What the task needs is every record repeated exactly, nothing more.
[[ Listed entries open ]]
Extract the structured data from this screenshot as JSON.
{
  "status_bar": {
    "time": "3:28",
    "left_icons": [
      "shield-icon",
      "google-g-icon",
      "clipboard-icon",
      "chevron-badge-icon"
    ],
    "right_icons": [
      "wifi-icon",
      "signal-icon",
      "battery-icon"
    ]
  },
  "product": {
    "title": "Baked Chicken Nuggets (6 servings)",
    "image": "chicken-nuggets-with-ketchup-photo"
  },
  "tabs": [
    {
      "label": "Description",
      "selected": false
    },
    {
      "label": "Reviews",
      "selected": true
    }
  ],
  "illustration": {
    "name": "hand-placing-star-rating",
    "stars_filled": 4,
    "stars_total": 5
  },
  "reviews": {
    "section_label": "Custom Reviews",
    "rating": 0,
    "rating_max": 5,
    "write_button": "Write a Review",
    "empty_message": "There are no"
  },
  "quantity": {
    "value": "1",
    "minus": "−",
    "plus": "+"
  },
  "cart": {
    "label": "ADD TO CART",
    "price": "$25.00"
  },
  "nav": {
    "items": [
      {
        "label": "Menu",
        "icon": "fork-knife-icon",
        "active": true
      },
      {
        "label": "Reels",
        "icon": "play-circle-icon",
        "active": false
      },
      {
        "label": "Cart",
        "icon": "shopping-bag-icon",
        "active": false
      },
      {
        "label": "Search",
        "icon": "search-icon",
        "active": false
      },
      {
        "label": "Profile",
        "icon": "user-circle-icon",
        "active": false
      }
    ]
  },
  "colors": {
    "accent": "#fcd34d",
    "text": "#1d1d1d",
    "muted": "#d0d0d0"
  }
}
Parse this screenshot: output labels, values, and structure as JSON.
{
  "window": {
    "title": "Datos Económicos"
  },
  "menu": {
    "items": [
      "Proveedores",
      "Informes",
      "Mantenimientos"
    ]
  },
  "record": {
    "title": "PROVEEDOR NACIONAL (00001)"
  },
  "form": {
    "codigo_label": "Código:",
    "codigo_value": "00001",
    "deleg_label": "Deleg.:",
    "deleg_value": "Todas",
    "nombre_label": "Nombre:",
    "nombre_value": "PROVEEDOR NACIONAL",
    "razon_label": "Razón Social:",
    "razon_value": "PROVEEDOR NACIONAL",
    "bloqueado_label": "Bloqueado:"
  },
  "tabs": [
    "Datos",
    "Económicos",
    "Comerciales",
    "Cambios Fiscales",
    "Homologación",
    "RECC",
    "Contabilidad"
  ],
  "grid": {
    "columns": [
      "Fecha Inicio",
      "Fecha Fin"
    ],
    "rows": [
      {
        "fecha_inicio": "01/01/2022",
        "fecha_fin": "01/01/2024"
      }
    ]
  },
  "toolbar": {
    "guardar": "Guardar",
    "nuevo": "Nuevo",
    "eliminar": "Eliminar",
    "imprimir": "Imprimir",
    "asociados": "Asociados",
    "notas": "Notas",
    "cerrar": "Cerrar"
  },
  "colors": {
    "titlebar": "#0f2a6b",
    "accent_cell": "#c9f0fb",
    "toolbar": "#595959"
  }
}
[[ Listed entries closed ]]
Exercise answer:
Extract the structured data from this screenshot as JSON.
{
  "status_bar": {
    "time": "3:28",
    "left_icons": [
      "shield-icon",
      "google-g-icon",
      "clipboard-icon",
      "chevron-badge-icon"
    ],
    "right_icons": [
      "wifi-icon",
      "signal-icon",
      "battery-icon"
    ]
  },
  "product": {
    "title": "Baked Chicken Nuggets (6 servings)",
    "image": "chicken-nuggets-with-ketchup-photo"
  },
  "tabs": [
    {
      "label": "Description",
      "selected": false
    },
    {
      "label": "Reviews",
      "selected": true
    }
  ],
  "illustration": {
    "name": "hand-placing-star-rating",
    "stars_filled": 4,
    "stars_total": 5
  },
  "reviews": {
    "section_label": "Custom Reviews",
    "rating": 0,
    "rating_max": 5,
    "write_button": "Write a Review",
    "empty_message": "There are no"
  },
  "quantity": {
    "value": "1",
    "minus": "−",
    "plus": "+"
  },
  "cart": {
    "label": "ADD TO CART",
    "price": "$25.00"
  },
  "nav": {
    "items": [
      {
        "label": "Menu",
        "icon": "fork-knife-icon",
        "active": true
      },
      {
        "label": "Reels",
        "icon": "play-circle-icon",
        "active": false
      },
      {
        "label": "Cart",
        "icon": "shopping-bag-icon",
        "active": false
      },
      {
        "label": "Search",
        "icon": "search-icon",
        "active": false
      },
      {
        "label": "Profile",
        "icon": "user-circle-icon",
        "active": false
      }
    ]
  },
  "colors": {
    "accent": "#fcd34d",
    "text": "#1d1d1d",
    "muted": "#d0d0d0"
  }
}
Parse this screenshot: output labels, values, and structure as JSON.
{
  "window": {
    "title": "Datos Económicos"
  },
  "menu": {
    "items": [
      "Proveedores",
      "Informes",
      "Mantenimientos"
    ]
  },
  "record": {
    "title": "PROVEEDOR NACIONAL (00001)"
  },
  "form": {
    "codigo_label": "Código:",
    "codigo_value": "00001",
    "deleg_label": "Deleg.:",
    "deleg_value": "Todas",
    "nombre_label": "Nombre:",
    "nombre_value": "PROVEEDOR NACIONAL",
    "razon_label": "Razón Social:",
    "razon_value": "PROVEEDOR NACIONAL",
    "bloqueado_label": "Bloqueado:"
  },
  "tabs": [
    "Datos",
    "Económicos",
    "Comerciales",
    "Cambios Fiscales",
    "Homologación",
    "RECC",
    "Contabilidad"
  ],
  "grid": {
    "columns": [
      "Fecha Inicio",
      "Fecha Fin"
    ],
    "rows": [
      {
        "fecha_inicio": "01/01/2022",
        "fecha_fin": "01/01/2024"
      }
    ]
  },
  "toolbar": {
    "guardar": "Guardar",
    "nuevo": "Nuevo",
    "eliminar": "Eliminar",
    "imprimir": "Imprimir",
    "asociados": "Asociados",
    "notas": "Notas",
    "cerrar": "Cerrar"
  },
  "colors": {
    "titlebar": "#0f2a6b",
    "accent_cell": "#c9f0fb",
    "toolbar": "#595959"
  }
}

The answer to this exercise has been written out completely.